In July, Willoughby, the uncle by marriage of Mayor Jeff Meyers, was appointed over four other applicants to replace Morris. Allegations that the appointment followed private discussions involving the mayor and members of the council prompted an investigation by the Johnson County District Attorney’s Office.
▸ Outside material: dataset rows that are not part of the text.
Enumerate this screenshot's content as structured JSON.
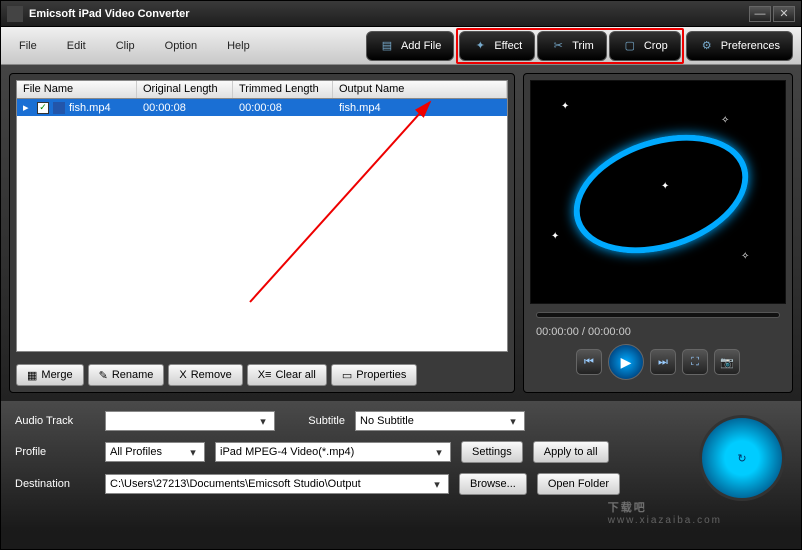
{
  "title": "Emicsoft iPad Video Converter",
  "menus": {
    "file": "File",
    "edit": "Edit",
    "clip": "Clip",
    "option": "Option",
    "help": "Help"
  },
  "toolbar": {
    "addfile": "Add File",
    "effect": "Effect",
    "trim": "Trim",
    "crop": "Crop",
    "prefs": "Preferences"
  },
  "table": {
    "headers": {
      "filename": "File Name",
      "origlen": "Original Length",
      "trimlen": "Trimmed Length",
      "outname": "Output Name"
    },
    "rows": [
      {
        "filename": "fish.mp4",
        "origlen": "00:00:08",
        "trimlen": "00:00:08",
        "outname": "fish.mp4",
        "checked": true
      }
    ]
  },
  "buttons": {
    "merge": "Merge",
    "rename": "Rename",
    "remove": "Remove",
    "clearall": "Clear all",
    "properties": "Properties"
  },
  "preview": {
    "timeLeft": "00:00:00 / 00:00:00"
  },
  "audio": {
    "label": "Audio Track",
    "value": ""
  },
  "subtitle": {
    "label": "Subtitle",
    "value": "No Subtitle"
  },
  "profile": {
    "label": "Profile",
    "group": "All Profiles",
    "value": "iPad MPEG-4 Video(*.mp4)",
    "settings": "Settings",
    "applyall": "Apply to all"
  },
  "dest": {
    "label": "Destination",
    "value": "C:\\Users\\27213\\Documents\\Emicsoft Studio\\Output",
    "browse": "Browse...",
    "open": "Open Folder"
  },
  "watermark": {
    "main": "下载吧",
    "url": "www.xiazaiba.com"
  }
}
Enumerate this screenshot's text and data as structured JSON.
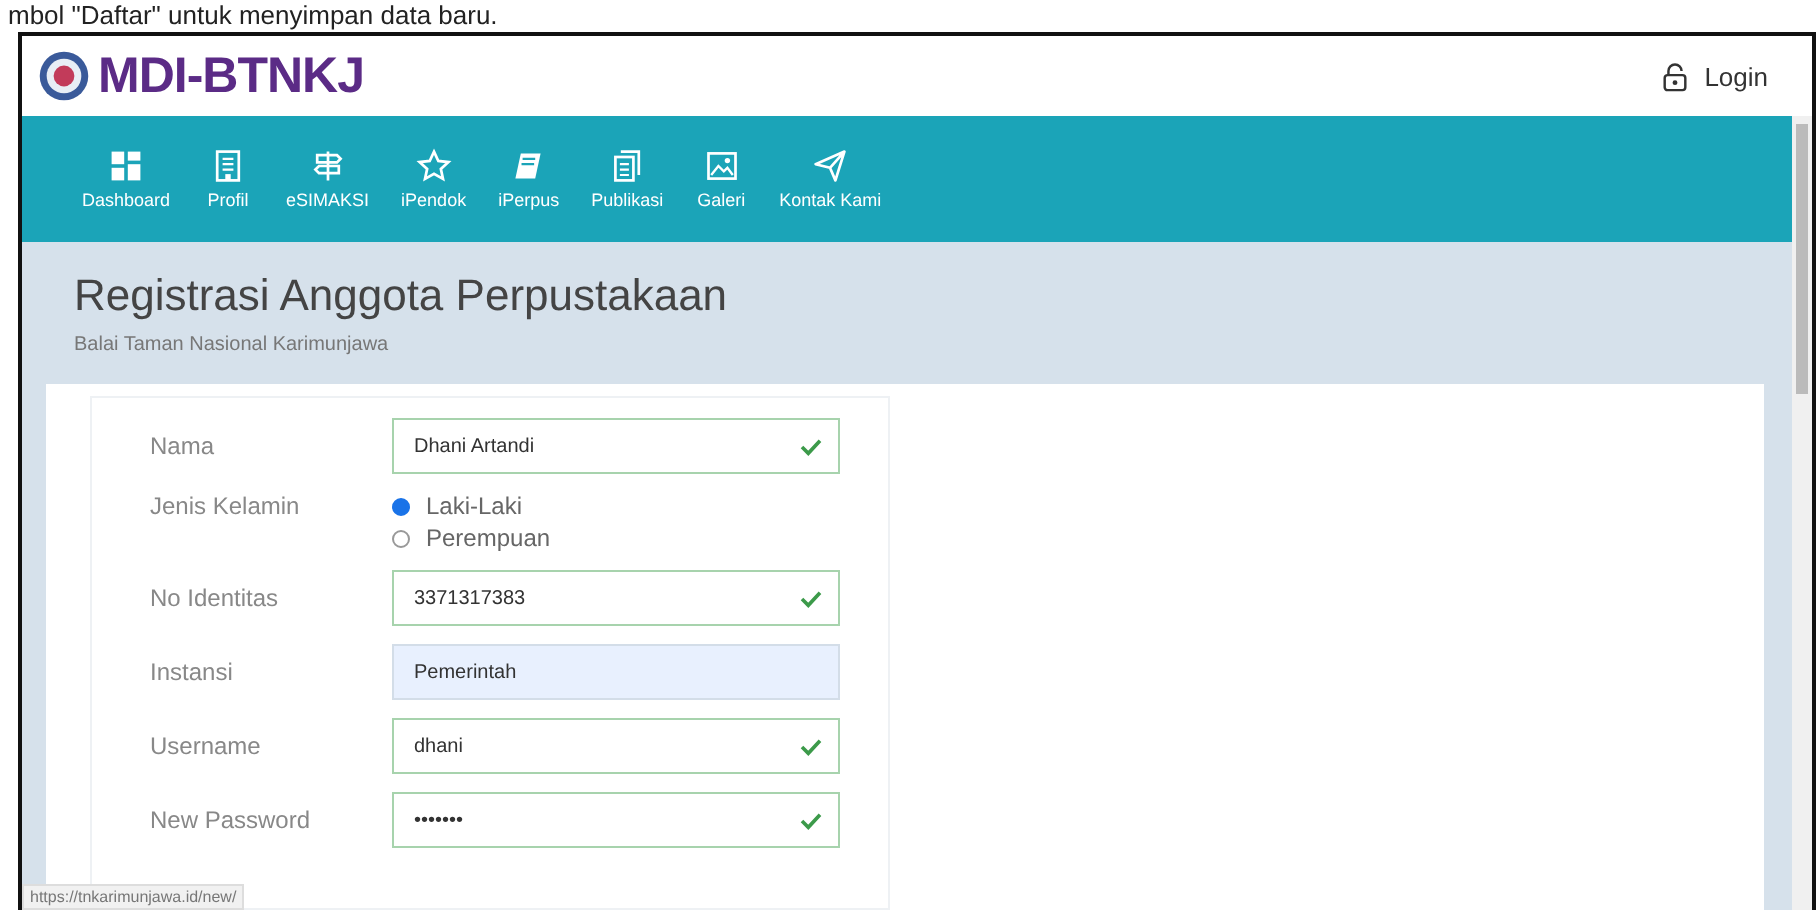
{
  "caption": "mbol \"Daftar\" untuk menyimpan data baru.",
  "header": {
    "logo": "MDI-BTNKJ",
    "login": "Login"
  },
  "nav": [
    {
      "label": "Dashboard"
    },
    {
      "label": "Profil"
    },
    {
      "label": "eSIMAKSI"
    },
    {
      "label": "iPendok"
    },
    {
      "label": "iPerpus"
    },
    {
      "label": "Publikasi"
    },
    {
      "label": "Galeri"
    },
    {
      "label": "Kontak Kami"
    }
  ],
  "page": {
    "title": "Registrasi Anggota Perpustakaan",
    "subtitle": "Balai Taman Nasional Karimunjawa"
  },
  "form": [
    {
      "kind": "text",
      "label": "Nama",
      "value": "Dhani Artandi",
      "valid": true,
      "autofilled": false
    },
    {
      "kind": "radio",
      "label": "Jenis Kelamin",
      "options": [
        {
          "label": "Laki-Laki",
          "selected": true
        },
        {
          "label": "Perempuan",
          "selected": false
        }
      ]
    },
    {
      "kind": "text",
      "label": "No Identitas",
      "value": "3371317383",
      "valid": true,
      "autofilled": false
    },
    {
      "kind": "text",
      "label": "Instansi",
      "value": "Pemerintah",
      "valid": false,
      "autofilled": true
    },
    {
      "kind": "text",
      "label": "Username",
      "value": "dhani",
      "valid": true,
      "autofilled": false
    },
    {
      "kind": "text",
      "label": "New Password",
      "value": "•••••••",
      "valid": true,
      "autofilled": false
    }
  ],
  "status_url": "https://tnkarimunjawa.id/new/"
}
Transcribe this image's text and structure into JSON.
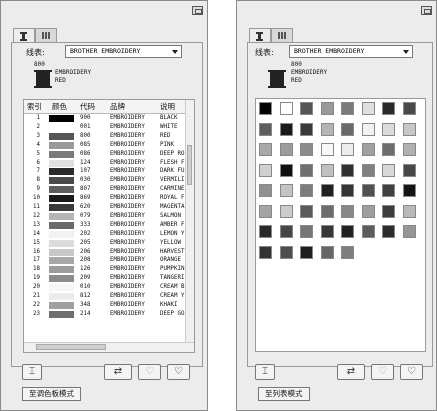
{
  "left": {
    "tabs": [
      {
        "icon": "thread-spool-icon"
      },
      {
        "icon": "palette-grid-icon"
      }
    ],
    "thread_chart_label": "线表:",
    "thread_chart_value": "BROTHER EMBROIDERY",
    "current_thread": {
      "code": "800",
      "brand": "EMBROIDERY",
      "name": "RED"
    },
    "table": {
      "headers": [
        "索引",
        "颜色",
        "代码",
        "品牌",
        "说明"
      ],
      "rows": [
        {
          "index": "1",
          "color": "#000000",
          "code": "900",
          "brand": "EMBROIDERY",
          "desc": "BLACK"
        },
        {
          "index": "2",
          "color": "#ffffff",
          "code": "001",
          "brand": "EMBROIDERY",
          "desc": "WHITE"
        },
        {
          "index": "3",
          "color": "#555555",
          "code": "800",
          "brand": "EMBROIDERY",
          "desc": "RED"
        },
        {
          "index": "4",
          "color": "#9a9a9a",
          "code": "085",
          "brand": "EMBROIDERY",
          "desc": "PINK"
        },
        {
          "index": "5",
          "color": "#7a7a7a",
          "code": "086",
          "brand": "EMBROIDERY",
          "desc": "DEEP RO"
        },
        {
          "index": "6",
          "color": "#e0e0e0",
          "code": "124",
          "brand": "EMBROIDERY",
          "desc": "FLESH F"
        },
        {
          "index": "7",
          "color": "#2a2a2a",
          "code": "107",
          "brand": "EMBROIDERY",
          "desc": "DARK FU"
        },
        {
          "index": "8",
          "color": "#4a4a4a",
          "code": "030",
          "brand": "EMBROIDERY",
          "desc": "VERMILI"
        },
        {
          "index": "9",
          "color": "#5e5e5e",
          "code": "807",
          "brand": "EMBROIDERY",
          "desc": "CARMINE"
        },
        {
          "index": "10",
          "color": "#1a1a1a",
          "code": "869",
          "brand": "EMBROIDERY",
          "desc": "ROYAL F"
        },
        {
          "index": "11",
          "color": "#3a3a3a",
          "code": "620",
          "brand": "EMBROIDERY",
          "desc": "MAGENTA"
        },
        {
          "index": "12",
          "color": "#b5b5b5",
          "code": "079",
          "brand": "EMBROIDERY",
          "desc": "SALMON"
        },
        {
          "index": "13",
          "color": "#6a6a6a",
          "code": "333",
          "brand": "EMBROIDERY",
          "desc": "AMBER F"
        },
        {
          "index": "14",
          "color": "#f2f2f2",
          "code": "202",
          "brand": "EMBROIDERY",
          "desc": "LEMON Y"
        },
        {
          "index": "15",
          "color": "#dcdcdc",
          "code": "205",
          "brand": "EMBROIDERY",
          "desc": "YELLOW"
        },
        {
          "index": "16",
          "color": "#c8c8c8",
          "code": "206",
          "brand": "EMBROIDERY",
          "desc": "HARVEST"
        },
        {
          "index": "17",
          "color": "#a8a8a8",
          "code": "208",
          "brand": "EMBROIDERY",
          "desc": "ORANGE"
        },
        {
          "index": "18",
          "color": "#9c9c9c",
          "code": "126",
          "brand": "EMBROIDERY",
          "desc": "PUMPKIN"
        },
        {
          "index": "19",
          "color": "#8c8c8c",
          "code": "209",
          "brand": "EMBROIDERY",
          "desc": "TANGERI"
        },
        {
          "index": "20",
          "color": "#f7f7f7",
          "code": "010",
          "brand": "EMBROIDERY",
          "desc": "CREAM B"
        },
        {
          "index": "21",
          "color": "#ececec",
          "code": "812",
          "brand": "EMBROIDERY",
          "desc": "CREAM Y"
        },
        {
          "index": "22",
          "color": "#a0a0a0",
          "code": "348",
          "brand": "EMBROIDERY",
          "desc": "KHAKI"
        },
        {
          "index": "23",
          "color": "#6e6e6e",
          "code": "214",
          "brand": "EMBROIDERY",
          "desc": "DEEP GO"
        }
      ]
    },
    "mode_button": "至调色板模式"
  },
  "right": {
    "tabs": [
      {
        "icon": "thread-spool-icon"
      },
      {
        "icon": "palette-grid-icon"
      }
    ],
    "thread_chart_label": "线表:",
    "thread_chart_value": "BROTHER EMBROIDERY",
    "current_thread": {
      "code": "800",
      "brand": "EMBROIDERY",
      "name": "RED"
    },
    "palette": [
      "#000000",
      "#ffffff",
      "#555555",
      "#9a9a9a",
      "#7a7a7a",
      "#e0e0e0",
      "#2a2a2a",
      "#4a4a4a",
      "#5e5e5e",
      "#1a1a1a",
      "#3a3a3a",
      "#b5b5b5",
      "#6a6a6a",
      "#f2f2f2",
      "#dcdcdc",
      "#c8c8c8",
      "#a8a8a8",
      "#9c9c9c",
      "#8c8c8c",
      "#f7f7f7",
      "#ececec",
      "#a0a0a0",
      "#6e6e6e",
      "#b0b0b0",
      "#d0d0d0",
      "#101010",
      "#707070",
      "#c0c0c0",
      "#303030",
      "#808080",
      "#d8d8d8",
      "#484848",
      "#909090",
      "#c4c4c4",
      "#7c7c7c",
      "#202020",
      "#353535",
      "#505050",
      "#404040",
      "#151515",
      "#a4a4a4",
      "#cccccc",
      "#5a5a5a",
      "#6c6c6c",
      "#888888",
      "#9e9e9e",
      "#3c3c3c",
      "#b8b8b8",
      "#282828",
      "#454545",
      "#767676",
      "#383838",
      "#222222",
      "#5c5c5c",
      "#2c2c2c",
      "#969696",
      "#333333",
      "#4e4e4e",
      "#1e1e1e",
      "#666666",
      "#7e7e7e"
    ],
    "mode_button": "至列表模式"
  },
  "colors": {
    "panel_bg": "#ececec",
    "border": "#8a8a8a"
  }
}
It found that those involved in the discussions had violated the spirit of the Kansas Open Meetings Act.
“A lot of the feedback I received (while campaigning) was about the appointment process” that resulted in Willoughby replacing Morris, said Kemmling, who was one of five applicants who sought the appointment.
The two council members who voted for Kemmling in July, Pflumm and Distler, noted that he deserved the appointment because he had run for a Ward 2 seat earlier that year, losing to incumbent Neal Sawyer by only 11 votes.
Vaught, who voted for Willoughby’s appointment, criticized the district attorney’s statement that the council had violated the spirit of the open meetings act while finding no actual violation of the act.
In seeking to unseat Vaught, Herron’s campaign issued a mailer, quoting District Attorney Steve Howe as saying, “the electors will ultimately have the ability to judge the actions of the members of the city council and Mayor Meyers.”
The campaign piece also included Vaught’s response, which asked, “What the hell kind of statement is that from the District Attorney’s Office?”
Another mailer characterized Vaught as a “deadbeat dad” and “backroom broker” while criticizing him for spending $2,353 in taxpayer money to attend a recent League of Municipalities conference in Boston along with other council members.
Vaught said Tuesday’s vote showed that “partisan politics and that nasty demeanor don’t play well” in Ward 3, where voters are “very happy with their city, with their city services and with their quality of life.”
“I feel like I ran a clean campaign and they ran an attack campaign,” Vaught said.
Herron, however, attributed his loss to the fact that a De Soto school board race and De Soto school district tax question on the ballot in Ward 3 had attracted to the polls many voters who weren’t familiar with what’s been going on at City Hall.
Pflumm didn’t have much to say about his race other than it was a clean one in which he and Segale both worked hard.
“Congratulations to Mr. Pflumm,” Segale said. “ Although I did not prevail I will continue to fight on for what I believe is the right path forward for our community and I would encourage my supporters to do the same.”
Originally published at: http://www.shawneedispatch.com/news/2013/apr/02/pflumm-kemmling-vaught-leading-council-races/